DATA TO PROCESS:
BEGIN

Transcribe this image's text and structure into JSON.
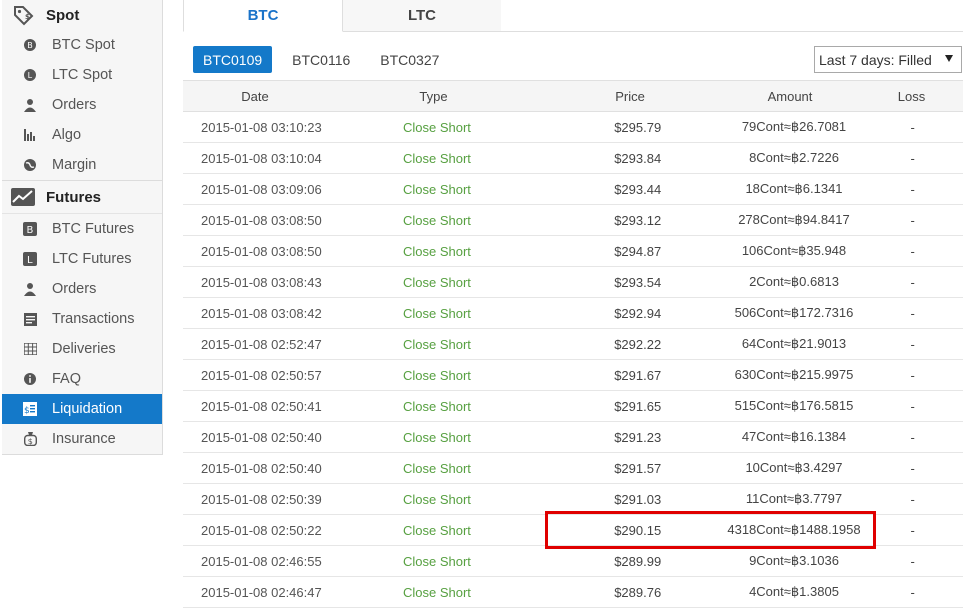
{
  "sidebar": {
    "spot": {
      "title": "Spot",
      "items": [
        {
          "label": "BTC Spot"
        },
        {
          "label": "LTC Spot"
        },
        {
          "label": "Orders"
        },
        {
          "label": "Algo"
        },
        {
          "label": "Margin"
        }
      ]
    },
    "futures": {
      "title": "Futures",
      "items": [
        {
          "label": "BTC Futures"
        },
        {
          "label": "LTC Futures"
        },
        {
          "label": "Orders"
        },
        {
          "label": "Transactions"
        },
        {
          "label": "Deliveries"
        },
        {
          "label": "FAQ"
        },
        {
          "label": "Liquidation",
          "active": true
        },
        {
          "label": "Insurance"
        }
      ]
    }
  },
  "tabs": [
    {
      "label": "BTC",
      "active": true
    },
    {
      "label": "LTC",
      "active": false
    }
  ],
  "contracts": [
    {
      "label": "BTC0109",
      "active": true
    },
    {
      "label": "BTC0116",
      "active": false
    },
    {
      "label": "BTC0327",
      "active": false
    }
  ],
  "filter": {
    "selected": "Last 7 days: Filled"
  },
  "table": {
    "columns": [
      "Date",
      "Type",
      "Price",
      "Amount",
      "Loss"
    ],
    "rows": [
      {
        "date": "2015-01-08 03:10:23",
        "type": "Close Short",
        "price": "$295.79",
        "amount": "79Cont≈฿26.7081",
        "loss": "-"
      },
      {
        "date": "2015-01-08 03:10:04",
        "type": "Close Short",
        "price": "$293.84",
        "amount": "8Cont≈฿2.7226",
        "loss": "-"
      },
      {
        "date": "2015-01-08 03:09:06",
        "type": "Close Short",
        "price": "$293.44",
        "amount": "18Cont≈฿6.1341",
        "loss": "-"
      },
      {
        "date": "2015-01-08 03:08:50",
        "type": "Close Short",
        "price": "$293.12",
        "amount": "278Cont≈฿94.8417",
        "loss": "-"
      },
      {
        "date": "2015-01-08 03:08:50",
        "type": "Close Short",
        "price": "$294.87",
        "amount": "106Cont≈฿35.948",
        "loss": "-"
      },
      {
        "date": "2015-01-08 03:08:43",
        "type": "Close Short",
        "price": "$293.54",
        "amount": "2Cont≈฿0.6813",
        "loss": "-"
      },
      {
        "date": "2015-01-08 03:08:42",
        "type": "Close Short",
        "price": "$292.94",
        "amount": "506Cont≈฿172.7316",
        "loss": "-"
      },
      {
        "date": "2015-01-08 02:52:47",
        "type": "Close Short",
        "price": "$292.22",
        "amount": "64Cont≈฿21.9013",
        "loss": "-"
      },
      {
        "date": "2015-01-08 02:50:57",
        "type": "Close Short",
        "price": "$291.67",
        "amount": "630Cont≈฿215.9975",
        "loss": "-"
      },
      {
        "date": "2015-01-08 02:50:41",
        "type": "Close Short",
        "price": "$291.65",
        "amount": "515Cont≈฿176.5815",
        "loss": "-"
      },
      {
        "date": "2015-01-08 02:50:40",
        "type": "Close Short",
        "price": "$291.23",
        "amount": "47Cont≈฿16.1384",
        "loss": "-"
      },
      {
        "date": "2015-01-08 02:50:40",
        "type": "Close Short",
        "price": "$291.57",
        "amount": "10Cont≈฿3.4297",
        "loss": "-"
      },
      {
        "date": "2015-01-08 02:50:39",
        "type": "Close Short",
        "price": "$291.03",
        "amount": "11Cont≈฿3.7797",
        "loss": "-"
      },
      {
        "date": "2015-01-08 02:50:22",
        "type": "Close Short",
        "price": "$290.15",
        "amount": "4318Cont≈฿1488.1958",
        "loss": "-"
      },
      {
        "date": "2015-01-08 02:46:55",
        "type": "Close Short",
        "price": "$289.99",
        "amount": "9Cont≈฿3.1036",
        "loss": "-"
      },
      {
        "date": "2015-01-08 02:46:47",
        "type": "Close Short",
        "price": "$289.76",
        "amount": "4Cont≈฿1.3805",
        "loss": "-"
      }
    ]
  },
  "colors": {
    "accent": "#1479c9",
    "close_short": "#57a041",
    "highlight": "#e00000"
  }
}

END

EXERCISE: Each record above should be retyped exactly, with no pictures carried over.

EXERCISE RESULT:
Transcribe this image's text and structure into JSON.
{
  "sidebar": {
    "spot": {
      "title": "Spot",
      "items": [
        {
          "label": "BTC Spot"
        },
        {
          "label": "LTC Spot"
        },
        {
          "label": "Orders"
        },
        {
          "label": "Algo"
        },
        {
          "label": "Margin"
        }
      ]
    },
    "futures": {
      "title": "Futures",
      "items": [
        {
          "label": "BTC Futures"
        },
        {
          "label": "LTC Futures"
        },
        {
          "label": "Orders"
        },
        {
          "label": "Transactions"
        },
        {
          "label": "Deliveries"
        },
        {
          "label": "FAQ"
        },
        {
          "label": "Liquidation",
          "active": true
        },
        {
          "label": "Insurance"
        }
      ]
    }
  },
  "tabs": [
    {
      "label": "BTC",
      "active": true
    },
    {
      "label": "LTC",
      "active": false
    }
  ],
  "contracts": [
    {
      "label": "BTC0109",
      "active": true
    },
    {
      "label": "BTC0116",
      "active": false
    },
    {
      "label": "BTC0327",
      "active": false
    }
  ],
  "filter": {
    "selected": "Last 7 days: Filled"
  },
  "table": {
    "columns": [
      "Date",
      "Type",
      "Price",
      "Amount",
      "Loss"
    ],
    "rows": [
      {
        "date": "2015-01-08 03:10:23",
        "type": "Close Short",
        "price": "$295.79",
        "amount": "79Cont≈฿26.7081",
        "loss": "-"
      },
      {
        "date": "2015-01-08 03:10:04",
        "type": "Close Short",
        "price": "$293.84",
        "amount": "8Cont≈฿2.7226",
        "loss": "-"
      },
      {
        "date": "2015-01-08 03:09:06",
        "type": "Close Short",
        "price": "$293.44",
        "amount": "18Cont≈฿6.1341",
        "loss": "-"
      },
      {
        "date": "2015-01-08 03:08:50",
        "type": "Close Short",
        "price": "$293.12",
        "amount": "278Cont≈฿94.8417",
        "loss": "-"
      },
      {
        "date": "2015-01-08 03:08:50",
        "type": "Close Short",
        "price": "$294.87",
        "amount": "106Cont≈฿35.948",
        "loss": "-"
      },
      {
        "date": "2015-01-08 03:08:43",
        "type": "Close Short",
        "price": "$293.54",
        "amount": "2Cont≈฿0.6813",
        "loss": "-"
      },
      {
        "date": "2015-01-08 03:08:42",
        "type": "Close Short",
        "price": "$292.94",
        "amount": "506Cont≈฿172.7316",
        "loss": "-"
      },
      {
        "date": "2015-01-08 02:52:47",
        "type": "Close Short",
        "price": "$292.22",
        "amount": "64Cont≈฿21.9013",
        "loss": "-"
      },
      {
        "date": "2015-01-08 02:50:57",
        "type": "Close Short",
        "price": "$291.67",
        "amount": "630Cont≈฿215.9975",
        "loss": "-"
      },
      {
        "date": "2015-01-08 02:50:41",
        "type": "Close Short",
        "price": "$291.65",
        "amount": "515Cont≈฿176.5815",
        "loss": "-"
      },
      {
        "date": "2015-01-08 02:50:40",
        "type": "Close Short",
        "price": "$291.23",
        "amount": "47Cont≈฿16.1384",
        "loss": "-"
      },
      {
        "date": "2015-01-08 02:50:40",
        "type": "Close Short",
        "price": "$291.57",
        "amount": "10Cont≈฿3.4297",
        "loss": "-"
      },
      {
        "date": "2015-01-08 02:50:39",
        "type": "Close Short",
        "price": "$291.03",
        "amount": "11Cont≈฿3.7797",
        "loss": "-"
      },
      {
        "date": "2015-01-08 02:50:22",
        "type": "Close Short",
        "price": "$290.15",
        "amount": "4318Cont≈฿1488.1958",
        "loss": "-"
      },
      {
        "date": "2015-01-08 02:46:55",
        "type": "Close Short",
        "price": "$289.99",
        "amount": "9Cont≈฿3.1036",
        "loss": "-"
      },
      {
        "date": "2015-01-08 02:46:47",
        "type": "Close Short",
        "price": "$289.76",
        "amount": "4Cont≈฿1.3805",
        "loss": "-"
      }
    ]
  },
  "colors": {
    "accent": "#1479c9",
    "close_short": "#57a041",
    "highlight": "#e00000"
  }
}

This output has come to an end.